(DATA SUPPLIED)

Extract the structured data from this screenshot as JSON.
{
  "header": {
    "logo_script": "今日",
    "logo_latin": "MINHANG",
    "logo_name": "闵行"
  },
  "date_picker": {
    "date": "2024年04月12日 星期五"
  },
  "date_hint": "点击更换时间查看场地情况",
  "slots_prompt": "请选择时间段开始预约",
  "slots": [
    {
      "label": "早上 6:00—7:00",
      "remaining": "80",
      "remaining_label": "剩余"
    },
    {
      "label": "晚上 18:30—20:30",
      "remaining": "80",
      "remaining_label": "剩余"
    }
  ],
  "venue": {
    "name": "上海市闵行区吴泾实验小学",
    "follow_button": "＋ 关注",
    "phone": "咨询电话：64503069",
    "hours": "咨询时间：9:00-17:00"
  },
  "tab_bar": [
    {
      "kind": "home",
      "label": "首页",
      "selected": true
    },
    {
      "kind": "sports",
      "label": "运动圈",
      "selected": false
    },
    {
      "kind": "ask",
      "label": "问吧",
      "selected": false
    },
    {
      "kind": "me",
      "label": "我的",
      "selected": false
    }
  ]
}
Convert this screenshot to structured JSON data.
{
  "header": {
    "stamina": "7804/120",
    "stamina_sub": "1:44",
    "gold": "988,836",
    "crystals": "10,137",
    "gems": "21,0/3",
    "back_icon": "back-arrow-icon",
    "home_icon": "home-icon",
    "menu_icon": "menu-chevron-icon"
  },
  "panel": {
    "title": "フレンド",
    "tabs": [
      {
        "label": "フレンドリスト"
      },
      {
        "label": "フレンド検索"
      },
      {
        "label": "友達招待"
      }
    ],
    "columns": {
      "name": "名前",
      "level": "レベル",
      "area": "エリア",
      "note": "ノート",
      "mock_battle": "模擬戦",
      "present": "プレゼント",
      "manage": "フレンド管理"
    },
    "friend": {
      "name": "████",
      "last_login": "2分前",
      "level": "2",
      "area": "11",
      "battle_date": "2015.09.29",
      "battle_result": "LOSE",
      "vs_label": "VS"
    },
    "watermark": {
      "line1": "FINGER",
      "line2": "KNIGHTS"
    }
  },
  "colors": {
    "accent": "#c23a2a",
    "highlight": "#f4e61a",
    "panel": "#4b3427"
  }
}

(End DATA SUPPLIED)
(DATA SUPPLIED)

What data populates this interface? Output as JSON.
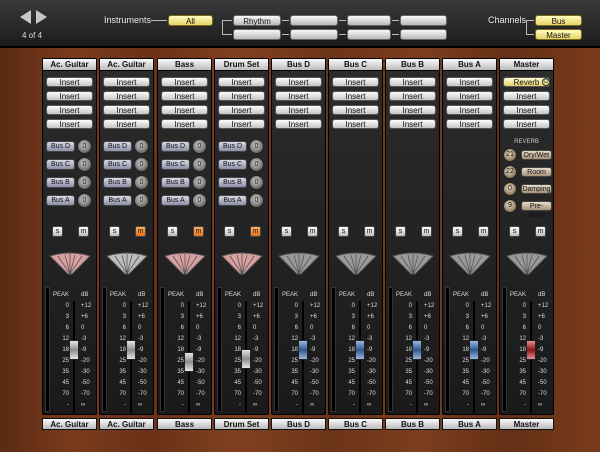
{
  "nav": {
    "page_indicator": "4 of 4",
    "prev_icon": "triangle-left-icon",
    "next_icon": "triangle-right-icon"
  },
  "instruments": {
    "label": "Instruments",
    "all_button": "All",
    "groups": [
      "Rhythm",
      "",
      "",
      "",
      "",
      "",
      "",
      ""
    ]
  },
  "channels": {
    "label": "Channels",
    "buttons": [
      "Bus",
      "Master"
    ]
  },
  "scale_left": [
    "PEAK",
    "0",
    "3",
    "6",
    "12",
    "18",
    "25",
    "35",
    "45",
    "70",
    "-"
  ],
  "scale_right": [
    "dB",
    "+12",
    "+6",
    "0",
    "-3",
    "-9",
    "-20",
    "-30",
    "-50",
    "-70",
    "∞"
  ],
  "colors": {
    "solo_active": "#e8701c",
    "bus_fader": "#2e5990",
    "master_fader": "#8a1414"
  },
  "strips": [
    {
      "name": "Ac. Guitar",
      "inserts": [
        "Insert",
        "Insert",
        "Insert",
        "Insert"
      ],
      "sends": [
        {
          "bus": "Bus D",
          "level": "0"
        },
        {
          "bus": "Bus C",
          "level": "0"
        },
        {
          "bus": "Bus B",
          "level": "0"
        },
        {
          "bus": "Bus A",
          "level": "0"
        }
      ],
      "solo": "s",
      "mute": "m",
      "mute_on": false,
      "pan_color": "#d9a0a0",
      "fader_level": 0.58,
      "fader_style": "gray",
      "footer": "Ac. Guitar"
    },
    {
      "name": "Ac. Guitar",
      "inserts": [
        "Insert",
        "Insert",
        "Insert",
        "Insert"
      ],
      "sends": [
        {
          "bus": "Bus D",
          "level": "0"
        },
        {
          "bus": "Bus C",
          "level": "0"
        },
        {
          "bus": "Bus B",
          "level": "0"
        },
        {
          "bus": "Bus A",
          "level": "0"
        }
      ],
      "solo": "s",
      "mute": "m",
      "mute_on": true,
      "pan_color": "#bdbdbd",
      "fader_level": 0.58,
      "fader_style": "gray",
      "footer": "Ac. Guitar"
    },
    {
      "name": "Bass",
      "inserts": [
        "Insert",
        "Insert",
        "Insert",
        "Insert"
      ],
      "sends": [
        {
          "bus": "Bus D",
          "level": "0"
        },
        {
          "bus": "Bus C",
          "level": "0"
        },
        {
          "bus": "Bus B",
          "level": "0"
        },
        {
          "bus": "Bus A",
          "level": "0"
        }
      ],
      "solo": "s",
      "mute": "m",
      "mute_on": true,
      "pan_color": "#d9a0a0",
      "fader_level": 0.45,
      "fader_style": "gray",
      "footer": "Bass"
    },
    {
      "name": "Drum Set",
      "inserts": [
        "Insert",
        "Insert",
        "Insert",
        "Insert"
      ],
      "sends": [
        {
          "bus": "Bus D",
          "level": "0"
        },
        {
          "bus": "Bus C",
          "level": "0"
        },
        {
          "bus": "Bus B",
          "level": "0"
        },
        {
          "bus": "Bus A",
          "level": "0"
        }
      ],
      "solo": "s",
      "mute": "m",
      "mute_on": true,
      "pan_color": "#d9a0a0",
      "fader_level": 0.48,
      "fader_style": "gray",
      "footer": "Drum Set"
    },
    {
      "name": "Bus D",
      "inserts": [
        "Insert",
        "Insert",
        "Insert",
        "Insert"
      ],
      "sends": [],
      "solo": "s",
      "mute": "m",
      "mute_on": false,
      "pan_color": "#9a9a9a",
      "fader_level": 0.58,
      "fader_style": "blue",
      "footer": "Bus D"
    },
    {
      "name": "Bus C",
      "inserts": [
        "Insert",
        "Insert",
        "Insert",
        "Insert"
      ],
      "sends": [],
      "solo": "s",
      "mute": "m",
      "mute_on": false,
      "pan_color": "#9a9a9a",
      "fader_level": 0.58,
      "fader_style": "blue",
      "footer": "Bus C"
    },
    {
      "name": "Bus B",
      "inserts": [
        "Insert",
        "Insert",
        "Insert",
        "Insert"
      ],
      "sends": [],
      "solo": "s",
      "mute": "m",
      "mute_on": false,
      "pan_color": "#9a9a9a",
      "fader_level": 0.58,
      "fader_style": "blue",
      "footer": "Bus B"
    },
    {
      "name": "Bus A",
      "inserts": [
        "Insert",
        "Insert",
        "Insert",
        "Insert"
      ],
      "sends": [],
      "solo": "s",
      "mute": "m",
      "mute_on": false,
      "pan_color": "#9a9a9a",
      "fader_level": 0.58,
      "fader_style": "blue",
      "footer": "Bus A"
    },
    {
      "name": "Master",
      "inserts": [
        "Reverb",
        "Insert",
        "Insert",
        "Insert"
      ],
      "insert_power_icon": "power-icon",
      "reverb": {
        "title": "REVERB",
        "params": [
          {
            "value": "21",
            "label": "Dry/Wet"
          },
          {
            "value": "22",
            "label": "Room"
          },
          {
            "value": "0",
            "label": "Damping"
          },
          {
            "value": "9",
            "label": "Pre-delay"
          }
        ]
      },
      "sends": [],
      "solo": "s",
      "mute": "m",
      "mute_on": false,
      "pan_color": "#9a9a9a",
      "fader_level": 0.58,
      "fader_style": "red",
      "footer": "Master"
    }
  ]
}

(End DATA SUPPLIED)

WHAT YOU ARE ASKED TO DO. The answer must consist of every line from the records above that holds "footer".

SOLUTION FOR THIS TASK.
      "footer": "Ac. Guitar"
      "footer": "Ac. Guitar"
      "footer": "Bass"
      "footer": "Drum Set"
      "footer": "Bus D"
      "footer": "Bus C"
      "footer": "Bus B"
      "footer": "Bus A"
      "footer": "Master"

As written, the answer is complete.